The Duke, wishing to save Antonio but unable to nullify a contract, refers the case to a visitor. Portia and Nerissa censure their future husbands for violating their agreements about the rings. Auden describes Antonio as "a man whose emotional life, though his conduct may be chaste, is concentrated upon a member of his own sex.
Portia reveals that she and Nerissa provoked the violation. There is one other such idolator in the play: Bassanio does not recognise his disguised wife, but offers to give a present to the supposed lawyer.
Antonio must sign a bond promising to sacrifice a pound of his flesh to Shylock, so that the usurer will lend Bassanio money for his quest. Topic 1 Much of the plot of The Merchant of Venice is generated by contractual obligations. Portia gives Bassanio a ring which he must wear to prove his love for her.

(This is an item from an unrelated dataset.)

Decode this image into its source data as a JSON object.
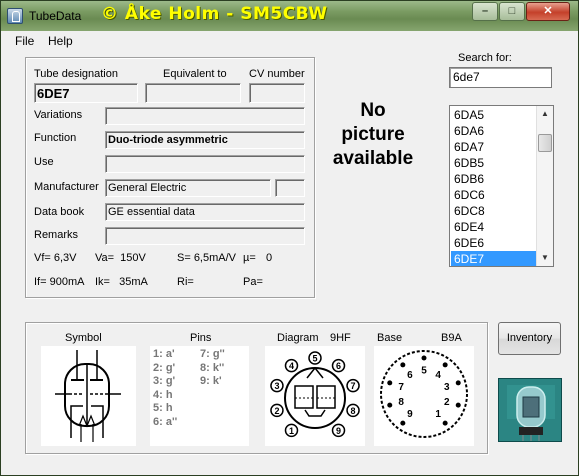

The most fascinating character to both audiences and critics always has been Shylock, the outsider, the anomaly in this felicitous world. However, Shylock adamantly refuses any compensations and insists on the pound of flesh.
Shylock insists the Venetians must allow him to fulfill the terms of his bond, otherwise Venice will lose its good international standing.Analysis of The Merchant of Venice Essay Words | 3 Pages. Analysis of The Merchant of Venice William Shakespeare's play "The Merchant of Venice" is based on a simple enough plot, but it gives a more complex view of the characters involved.
The following paper topics are based on the entire play.
Following each topic is a thesis and a sample outline. Use these as a starting point.
Shylock: Villain or Victim The Merchant Of Venice is the story about a merchant by the name of Antonio who borrows money from a Jewish moneylender by the name of Shylock, in order to fund his best friend Bassanio’s romantic ambitions.
Through the years, The Merchant of Venice has been one of William Shakespeare’s most popular and most frequently performed plays. The work has an interesting and fast-moving plot, and it evokes.
The Merchant Of Venice Critical Evaluation By Daniel Shaw This paper was written by a 12 year old and should therefore be viewed only as a basic overview. The Merchant of Venice ranks with Hamlet as one of Shakespeare's most frequently performed dramas.
Written sometime between andthe play is primarily based on a story in Il Pecorone, a collection of tales and anecdotes by the fourteenth-century Italian writer Giovanni Fiorentino.Download